At the beginning of World War I, he was beginning to enter into politics, which he saw primarily as a way to enhance his Wall Street Standing. However, the war drove him more into national politics, and in 1917, Thompson was sent by the Wilson administration to Russia. To give him proper “credentials,” he was sent as a Lt. Colonel in the American Red Cross. The overriding objective of the Wilson administration was to assure that Russia would stay in the war, and not negotiate a separate peace with Germany. A long struggle to keep the Bolsheviks from power eventually resulted in perhaps a delay of from one month to six weeks and was thought by many after the war to have been a major factor in the winning of World War I.
Boyce Thompson Arboretum
He returned to politics for a short while after the war but disliked politics. He found his greatest interest in a new home he was building in the Arizona hills, near the town of Superior. This is where he built his Picket Post house. When a friend asked him how much land he owned around Picket Post House, he replied, “I own it all as far as the eye can see, because I love it.” The fact was that the first years, he owned none at all. The land was part of the Crook National Forest and the house was built under a permit of the Forest Service. By purchasing land in northern Arizona that the Service wanted he was able to make an exchange that which gave him ownership of over four hundred acres. Thompson is reported to have been happier in his Picket Post home than ever before.
He picked Franklin J. Crider, University of Arizona, to establish the Boyce Thompson Southwest Arboretum on a portion of the 400 acres. The initial mission of the Arboretum was to study the plants of desert countries and to make the results available to the public. In 1924 he also established the Boyce Thompson Institute for plant research in Yonkers, New York. After suffering a stroke in October 1925, his left arm and leg were paralyzed. He had driven himself too hard. There were many things he wanted to do. He had dreamed of a rich old age when he would have time to enjoy his home, his garden, his grandchildren. His strength and vitality never returned. After the Stock Market crash in October 1929, he was convinced it was a prelude to a greater disaster. He sold stocks heavily and from the hundreds of millions he had collected in the three previous decades, he was down to his last 100 million in early 1930. He died from pneumonia in June 1930.

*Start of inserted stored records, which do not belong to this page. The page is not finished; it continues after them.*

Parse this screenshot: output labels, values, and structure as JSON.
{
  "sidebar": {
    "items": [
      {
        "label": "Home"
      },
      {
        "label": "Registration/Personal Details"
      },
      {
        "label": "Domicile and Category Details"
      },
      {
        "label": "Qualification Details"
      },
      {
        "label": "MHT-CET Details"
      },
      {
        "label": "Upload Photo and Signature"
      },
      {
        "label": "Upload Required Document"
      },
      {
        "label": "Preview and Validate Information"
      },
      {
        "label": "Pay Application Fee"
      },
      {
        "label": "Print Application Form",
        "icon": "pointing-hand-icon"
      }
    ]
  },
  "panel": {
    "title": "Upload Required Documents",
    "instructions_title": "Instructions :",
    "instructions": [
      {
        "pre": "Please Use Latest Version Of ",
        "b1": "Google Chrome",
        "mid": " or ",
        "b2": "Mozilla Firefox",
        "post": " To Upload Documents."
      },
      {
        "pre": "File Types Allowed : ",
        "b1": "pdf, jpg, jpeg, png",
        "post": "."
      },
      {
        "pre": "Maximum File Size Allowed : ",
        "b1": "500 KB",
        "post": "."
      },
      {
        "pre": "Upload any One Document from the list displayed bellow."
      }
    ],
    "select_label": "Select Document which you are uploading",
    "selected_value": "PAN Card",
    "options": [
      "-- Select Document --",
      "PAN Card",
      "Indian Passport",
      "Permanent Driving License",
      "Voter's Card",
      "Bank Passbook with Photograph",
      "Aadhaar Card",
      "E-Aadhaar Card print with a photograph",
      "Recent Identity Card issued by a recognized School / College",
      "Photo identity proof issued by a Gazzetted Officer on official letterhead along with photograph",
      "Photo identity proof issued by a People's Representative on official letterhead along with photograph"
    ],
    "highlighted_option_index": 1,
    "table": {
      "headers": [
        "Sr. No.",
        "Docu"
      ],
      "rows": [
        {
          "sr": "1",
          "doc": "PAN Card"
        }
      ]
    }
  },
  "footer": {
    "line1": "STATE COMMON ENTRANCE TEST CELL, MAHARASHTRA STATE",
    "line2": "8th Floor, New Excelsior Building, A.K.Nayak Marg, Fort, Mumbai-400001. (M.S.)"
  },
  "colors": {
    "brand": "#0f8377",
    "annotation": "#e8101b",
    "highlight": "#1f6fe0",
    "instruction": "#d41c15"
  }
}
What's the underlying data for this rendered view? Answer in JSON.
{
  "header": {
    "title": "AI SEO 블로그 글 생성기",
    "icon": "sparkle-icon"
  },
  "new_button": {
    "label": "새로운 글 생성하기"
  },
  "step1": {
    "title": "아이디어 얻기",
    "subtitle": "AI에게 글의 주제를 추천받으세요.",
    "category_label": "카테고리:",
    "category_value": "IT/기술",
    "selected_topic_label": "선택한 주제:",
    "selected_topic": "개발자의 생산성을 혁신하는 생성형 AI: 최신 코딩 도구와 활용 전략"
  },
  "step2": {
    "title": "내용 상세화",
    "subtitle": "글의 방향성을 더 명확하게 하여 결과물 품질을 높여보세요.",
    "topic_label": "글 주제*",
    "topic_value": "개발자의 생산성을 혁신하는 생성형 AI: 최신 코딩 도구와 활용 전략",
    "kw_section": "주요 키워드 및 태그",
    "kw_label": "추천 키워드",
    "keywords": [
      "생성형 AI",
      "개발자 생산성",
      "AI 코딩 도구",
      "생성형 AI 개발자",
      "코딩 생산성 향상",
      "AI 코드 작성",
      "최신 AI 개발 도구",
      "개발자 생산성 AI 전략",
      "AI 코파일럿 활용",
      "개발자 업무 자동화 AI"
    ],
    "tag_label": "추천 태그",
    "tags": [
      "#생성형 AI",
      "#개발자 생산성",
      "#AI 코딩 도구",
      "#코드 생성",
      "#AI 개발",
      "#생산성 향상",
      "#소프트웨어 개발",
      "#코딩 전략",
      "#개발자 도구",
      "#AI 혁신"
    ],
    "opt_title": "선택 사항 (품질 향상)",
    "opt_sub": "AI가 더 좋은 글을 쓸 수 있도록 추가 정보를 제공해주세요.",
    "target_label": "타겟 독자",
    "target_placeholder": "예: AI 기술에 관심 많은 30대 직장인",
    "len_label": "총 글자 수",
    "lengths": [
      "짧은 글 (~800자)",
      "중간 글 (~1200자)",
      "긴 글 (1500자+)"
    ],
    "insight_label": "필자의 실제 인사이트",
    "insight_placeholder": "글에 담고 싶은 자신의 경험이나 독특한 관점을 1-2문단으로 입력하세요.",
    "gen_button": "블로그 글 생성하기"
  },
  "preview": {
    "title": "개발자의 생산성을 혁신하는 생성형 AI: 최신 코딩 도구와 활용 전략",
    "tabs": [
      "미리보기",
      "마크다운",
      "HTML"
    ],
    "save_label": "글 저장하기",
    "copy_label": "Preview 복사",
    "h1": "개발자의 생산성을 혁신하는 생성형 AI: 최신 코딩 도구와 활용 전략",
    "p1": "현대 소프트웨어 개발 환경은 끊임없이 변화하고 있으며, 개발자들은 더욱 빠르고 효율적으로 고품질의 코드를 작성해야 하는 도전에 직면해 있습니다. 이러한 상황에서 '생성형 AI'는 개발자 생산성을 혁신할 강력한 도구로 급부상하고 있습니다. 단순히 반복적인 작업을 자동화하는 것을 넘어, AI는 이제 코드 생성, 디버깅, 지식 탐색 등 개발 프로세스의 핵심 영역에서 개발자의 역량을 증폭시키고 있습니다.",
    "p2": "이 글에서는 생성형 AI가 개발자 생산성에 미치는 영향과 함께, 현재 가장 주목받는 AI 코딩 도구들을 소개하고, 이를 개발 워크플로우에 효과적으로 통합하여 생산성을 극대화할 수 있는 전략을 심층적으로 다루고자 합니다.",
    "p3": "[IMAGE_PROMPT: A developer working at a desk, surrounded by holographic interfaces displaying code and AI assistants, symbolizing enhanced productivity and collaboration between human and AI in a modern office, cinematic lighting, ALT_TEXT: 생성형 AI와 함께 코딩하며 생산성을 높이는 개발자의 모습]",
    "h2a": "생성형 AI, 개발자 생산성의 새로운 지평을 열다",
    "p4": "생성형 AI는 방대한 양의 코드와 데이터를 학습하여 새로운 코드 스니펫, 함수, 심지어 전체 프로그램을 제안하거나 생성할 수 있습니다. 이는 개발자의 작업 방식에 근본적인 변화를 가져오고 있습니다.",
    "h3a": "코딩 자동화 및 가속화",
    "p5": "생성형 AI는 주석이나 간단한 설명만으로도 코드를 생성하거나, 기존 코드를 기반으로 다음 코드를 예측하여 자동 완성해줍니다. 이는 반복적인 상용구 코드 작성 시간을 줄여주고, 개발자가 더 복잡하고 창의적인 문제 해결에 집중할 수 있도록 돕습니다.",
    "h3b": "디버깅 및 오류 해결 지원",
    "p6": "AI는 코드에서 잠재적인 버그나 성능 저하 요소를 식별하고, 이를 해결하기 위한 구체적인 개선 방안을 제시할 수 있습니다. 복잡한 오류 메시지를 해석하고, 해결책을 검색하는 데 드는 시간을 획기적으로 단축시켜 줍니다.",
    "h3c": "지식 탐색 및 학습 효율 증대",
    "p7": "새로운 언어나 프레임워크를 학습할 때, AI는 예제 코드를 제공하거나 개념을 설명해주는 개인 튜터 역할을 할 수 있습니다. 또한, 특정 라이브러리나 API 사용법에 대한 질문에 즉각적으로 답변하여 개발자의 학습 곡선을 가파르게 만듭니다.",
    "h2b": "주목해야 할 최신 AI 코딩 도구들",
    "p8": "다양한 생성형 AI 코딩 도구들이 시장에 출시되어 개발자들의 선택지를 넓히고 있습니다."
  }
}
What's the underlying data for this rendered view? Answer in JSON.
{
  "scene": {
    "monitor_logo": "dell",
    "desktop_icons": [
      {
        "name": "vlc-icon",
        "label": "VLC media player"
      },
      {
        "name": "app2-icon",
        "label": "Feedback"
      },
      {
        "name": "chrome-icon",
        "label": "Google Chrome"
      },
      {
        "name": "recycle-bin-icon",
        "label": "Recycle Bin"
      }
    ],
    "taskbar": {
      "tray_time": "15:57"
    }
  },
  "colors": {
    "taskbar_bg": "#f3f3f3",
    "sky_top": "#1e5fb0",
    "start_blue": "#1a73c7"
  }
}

Much of the information on this page comes from “Col. Thompson, A Man and His Dream,” the slideshow and presentation which former Director William R. Feldman developed based on the biography about the Arboretum’s founder. Herman Hagedorn’s 356-page biography of William Boyce Thompson, “The Magnate,” was originally published in 1935 by Reynal and Hitchcock. The Arboretum reprinted this book in 2003 and copies are available for $12 in our bookstore or by sending a check for $17 to:
“The Magnate” Book Order
Boyce Thompson Arboretum Bookstore
37615 U.S. Hwy 60
Superior, AZ 85273